> What is required
Every record must appear in the answer exactly as it stands.

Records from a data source
* * *
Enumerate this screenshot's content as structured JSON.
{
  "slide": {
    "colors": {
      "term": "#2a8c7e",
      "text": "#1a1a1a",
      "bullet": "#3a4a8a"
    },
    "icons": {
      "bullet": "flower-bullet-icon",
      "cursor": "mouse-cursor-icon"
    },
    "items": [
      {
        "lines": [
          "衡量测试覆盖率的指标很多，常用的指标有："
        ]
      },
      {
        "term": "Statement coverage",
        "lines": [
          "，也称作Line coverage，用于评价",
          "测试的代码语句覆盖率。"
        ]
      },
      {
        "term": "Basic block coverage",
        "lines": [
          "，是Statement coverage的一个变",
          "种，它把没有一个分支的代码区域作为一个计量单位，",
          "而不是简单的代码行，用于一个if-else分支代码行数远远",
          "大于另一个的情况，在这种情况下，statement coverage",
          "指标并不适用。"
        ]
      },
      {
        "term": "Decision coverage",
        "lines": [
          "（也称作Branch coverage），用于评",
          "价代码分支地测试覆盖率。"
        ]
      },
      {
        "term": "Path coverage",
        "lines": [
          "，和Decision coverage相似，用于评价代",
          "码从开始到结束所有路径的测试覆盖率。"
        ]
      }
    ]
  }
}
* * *
> Solution to this task
Enumerate this screenshot's content as structured JSON.
{
  "slide": {
    "colors": {
      "term": "#2a8c7e",
      "text": "#1a1a1a",
      "bullet": "#3a4a8a"
    },
    "icons": {
      "bullet": "flower-bullet-icon",
      "cursor": "mouse-cursor-icon"
    },
    "items": [
      {
        "lines": [
          "衡量测试覆盖率的指标很多，常用的指标有："
        ]
      },
      {
        "term": "Statement coverage",
        "lines": [
          "，也称作Line coverage，用于评价",
          "测试的代码语句覆盖率。"
        ]
      },
      {
        "term": "Basic block coverage",
        "lines": [
          "，是Statement coverage的一个变",
          "种，它把没有一个分支的代码区域作为一个计量单位，",
          "而不是简单的代码行，用于一个if-else分支代码行数远远",
          "大于另一个的情况，在这种情况下，statement coverage",
          "指标并不适用。"
        ]
      },
      {
        "term": "Decision coverage",
        "lines": [
          "（也称作Branch coverage），用于评",
          "价代码分支地测试覆盖率。"
        ]
      },
      {
        "term": "Path coverage",
        "lines": [
          "，和Decision coverage相似，用于评价代",
          "码从开始到结束所有路径的测试覆盖率。"
        ]
      }
    ]
  }
}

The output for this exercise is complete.